Reported by Sara Mohseni
Translated by Rose Arjmand
Khabarnegaran.info-It does not matter if you graduated from a media school or a medical school; newsroom fever attracts you to journalism. However, the fever does not guarantee a smooth career in this field. Interesting topics seem to cross redlines and many censoring policies seem to make your job more difficult than simple essay writing. Iranian journalists have to deal with serious issues to make it through writing a piece of news.
Lack of job security and insurance, frequent shutdowns, being deprived from basic rights like unemployment benefit, economical pressure and low payment for long hours are only a part of the picture. Having a look at the chaotic picture, one may raise a question: is journalism one’s main job or their second job?
The first job under some conditions
We went to a newsroom of a newspaper. We want to have a clear picture what journalists are doing. Do they feel devoted to journalism as their main career or is it a complementary job for them? A journalist at one of the reformist newspapers told Khabaranegaran.info: “journalist is my first and last job. I do not have any other skills and I cannot get any other jobs at any other places.” He also finds faults with journalism as his main career saying: “my payment is not enough to cover my expenses. Fortunately, I’m single and do not have as many financial problems as others.”
He went on to add: “my colleagues who are married have not quit their job only because they love their job. Otherwise journalism does not provide much income for them. For such people, journalism is their second job and they mostly write as freelancers.
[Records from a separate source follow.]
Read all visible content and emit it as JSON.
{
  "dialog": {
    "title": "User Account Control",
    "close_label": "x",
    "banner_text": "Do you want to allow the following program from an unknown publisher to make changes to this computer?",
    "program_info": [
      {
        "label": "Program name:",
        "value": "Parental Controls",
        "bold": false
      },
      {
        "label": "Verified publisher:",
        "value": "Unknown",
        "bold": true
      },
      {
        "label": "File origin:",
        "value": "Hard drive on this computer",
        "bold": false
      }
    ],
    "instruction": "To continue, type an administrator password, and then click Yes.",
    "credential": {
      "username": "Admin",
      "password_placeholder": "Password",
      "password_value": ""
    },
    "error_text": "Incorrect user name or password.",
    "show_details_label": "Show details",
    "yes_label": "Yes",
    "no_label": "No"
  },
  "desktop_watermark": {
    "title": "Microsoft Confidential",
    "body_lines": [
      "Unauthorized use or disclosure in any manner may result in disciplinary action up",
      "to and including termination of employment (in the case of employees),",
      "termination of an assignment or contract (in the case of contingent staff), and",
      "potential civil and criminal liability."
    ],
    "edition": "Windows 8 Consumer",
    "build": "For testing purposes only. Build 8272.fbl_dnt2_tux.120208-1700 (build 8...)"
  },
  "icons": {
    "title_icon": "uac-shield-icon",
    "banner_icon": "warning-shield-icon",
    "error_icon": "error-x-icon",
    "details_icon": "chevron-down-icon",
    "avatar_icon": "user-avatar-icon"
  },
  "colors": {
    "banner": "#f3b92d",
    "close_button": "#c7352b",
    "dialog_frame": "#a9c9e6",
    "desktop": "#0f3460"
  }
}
Although freelancing does not bring much of earning, people do not quit journalism only and only because they love their career.”
Do not such approaches to journalism result in letdown in this career? Isn’t the dual-career approach to journalism and unprofessional approach? Another journalist told Khabarnegaran.info: “there two factors that violate the esteem of this career. Firstly, having two jobs brings journalism out of its professional framework. Secondly having dual career gives money a higher priority. If someone is not paid enough, he feels the need to have a second job to cover his basic expenses. Unfortunately, journalism is not a well-paid profession and in some cases it is not seen as a profession. That should not a surprise that journalism is considered as the second job for many people.
She opens another category for journalists that have dual career saying: “such letdown of having dual career led to a point that people from random careers can choose journalism as their second job. At the same time professional journalists are quitting their jobs because of its low income. Such process leads to lower quality of journalism in the country.”
Local journalism, crawling on minefield
Problems and obstacle that journalists based in the capital city experience led too many of them to quit their jobs as journalists. How is life treating journalists in other cities?
Local media receive less financial supports. Smaller cities do not have fix budget and mostly cover their journalists’ salary through advertisements. It means those journalists must help their newspapers to earn their salary through sponsors. At the end of the day they receive low salaries and do not enjoy insurance. And those who have insurance cannot even afford their own share of the plan.
Hamid Mafi is a journalist based in Qazvin. He told Khabarnegaran.info: “local journalists tolerate more problems than journalists based in Tehran. They have to bear the problems which are common in Iranian journalism and also they have to bear extra pressure special to their region.” His simile is quite interesting to mention: “if journalism in Iran is similar to walking in a minefield; local journalism is like crawling in a minefield.” He states: “managers of local media find this field as a business and political campaign. They believe they can achieve higher positions or bonuses through their local media. They might adopt some policies behind the curtains and at the end of the day newsroom staffs fall victim of such policies.”
Mafi says: “some of the managers at the local media rather to achieve better relations with high ranking officials in the government so that they can have access to some funds. At this case also, journalists fall victim. They cannot report the clear picture of the truth.”
Many journalists love their job and stay in this field. But how long can they tolerate the pressure imposed on journalism in Iran? Maybe that is the reason why after a while many journalists start asking themselves if journalism is meant to be their main job or should it be their second job?
Khabarnegaran.info-Niki Azad: How is life for Iranian journalists after prison? Does their attitude toward their journalism – the profession that put them in jail – change? Are they more conservative than before? Or bolder?
Khabarnegaran – Niki Azad: He has been put in jail three times for his journalist writing, though he says that jail has not made him feel disappointed with the profession of journalism.